You should also prep your guest about closing browser tabs and apps ahead of time to avoid any unexpected notifications (but headphones help with this, too). Remind them to put their phone on silent if they don’t mind, too. Let them know that any humming sounds, or tapping on their desk, or even breathing loudly into the mic will all get picked up.
Remind them to speak clearly into the microphone before you get started, and during the interview as needed. You can always edit that part out (more on that in our how to edit a podcast guide here), and it’s worth the brief interruption for a better finished product.
The Conventional Wisdom is Wrong
There are methods that have been around for years and have been used by countless podcasts to record countless episodes remotely, yet despite that, they are a terrible way of doing it.
They’re popular because it’s the only method that many people know about, but they leave you with terrible quality audio, skips, disconnections, and dropouts - an editor’s nightmare and a bad experience for the listener.
We’ve all heard podcast episodes, even from very popular podcasts, where the sound is just subpar. Whether it’s a one-off due to unexpected technical difficulties, or the earlier catalogue of a podcast that’s gone on to grow and upgrade their quality since then, these early growing pains can be avoided.
This is one area where it truly pays to get it right as soon as possible.
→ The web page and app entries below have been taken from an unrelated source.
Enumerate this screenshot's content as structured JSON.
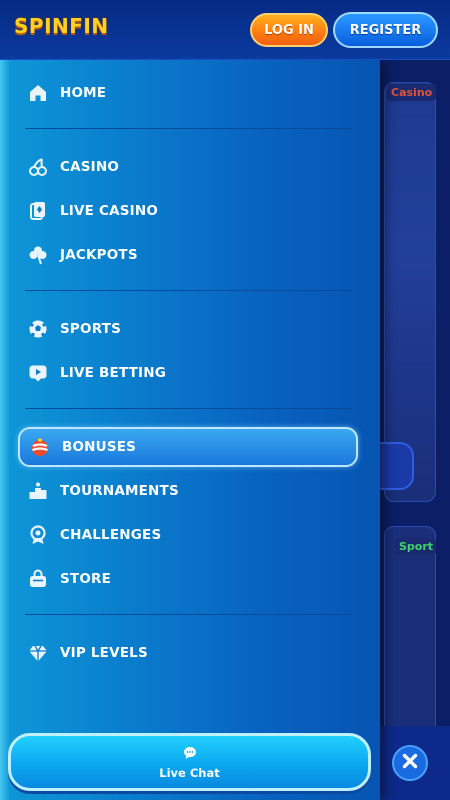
{
  "header": {
    "logo": "SPINFIN",
    "login_label": "LOG IN",
    "register_label": "REGISTER"
  },
  "background": {
    "casino_tag": "Casino",
    "sport_tag": "Sport"
  },
  "menu": {
    "items": [
      {
        "label": "HOME",
        "icon": "home-icon"
      },
      {
        "label": "CASINO",
        "icon": "cherries-icon"
      },
      {
        "label": "LIVE CASINO",
        "icon": "playing-card-icon"
      },
      {
        "label": "JACKPOTS",
        "icon": "clover-icon"
      },
      {
        "label": "SPORTS",
        "icon": "soccer-ball-icon"
      },
      {
        "label": "LIVE BETTING",
        "icon": "play-screen-icon"
      },
      {
        "label": "BONUSES",
        "icon": "bonus-ball-icon",
        "active": true
      },
      {
        "label": "TOURNAMENTS",
        "icon": "podium-icon"
      },
      {
        "label": "CHALLENGES",
        "icon": "medal-icon"
      },
      {
        "label": "STORE",
        "icon": "shopping-bag-icon"
      },
      {
        "label": "VIP LEVELS",
        "icon": "diamond-icon"
      }
    ]
  },
  "chat": {
    "label": "Live Chat",
    "icon": "chat-bubble-icon"
  },
  "close": {
    "icon": "close-icon"
  },
  "colors": {
    "drawer": "#0a7ccc",
    "accent_orange": "#ff7a10",
    "accent_blue": "#0a5ee0",
    "active_item": "#1a78dc"
  }
}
Because for all the magic that can be worked in post-production, audio quality is fixed at the state it’s recorded in. Nothing has a bigger impact on the overall sound of a finished podcast interview than the way it is recorded. Luckily, with a few simple tools, you can get great results right out of the gate.
Another option: The double-ender (also known as a tape-sync or simulrec)
For VIP guests that you can’t travel to, another approach if you have the budget is to find an audio engineer who is local to them and can meet up with them to record the conversation on their end. You simply connect to the guest on the phone or Skype, and then record your end at high quality, with the remote engineer doing the same at the guest’s location.
It’s the technique used by all the major podcast networks. If you’ve ever listened to This American Life, the BBC or Gimlet and wondered how they got an Alaskan fisherman or some other remote character into their NYC studios, they almost certainly didn’t. A local reporter would have gone out and recorded a tape-sync.
Harry Morton, founder of Lower Street
This is likely less costly than travelling yourself, but a talented engineer isn’t going to be too cheap (industry rates are typically $150-200 plus travel). You still miss out on the face-to-face element, but it’s a good middle ground if you want that professional sound.
At the risk of sounding like a broken record, your best bet is always to record with your guests in person. When that isn’t possible, like right now, it becomes a matter of balancing convenience and getting something good enough, with the extra effort it takes from both parties to achieve something closer to perfect.
It’s never a great idea to rely on one single method of capturing your conversation, either. It’s good to have a backup recording, just in case, even if it never ends up getting used, or if it’s only used to fill in the blanks here and there. Your audio engineer will thank you.
But if you are recording a podcast remotely, hopefully, this guide helps you find the option that’s best for you. In most cases, we recommend Squadcast or Cleanfeed.
We would love to chat with you about putting together a solution that will best fit your needs. We can also help you grow and promote your podcast, figure out the right monetization strategy, and even land better guests.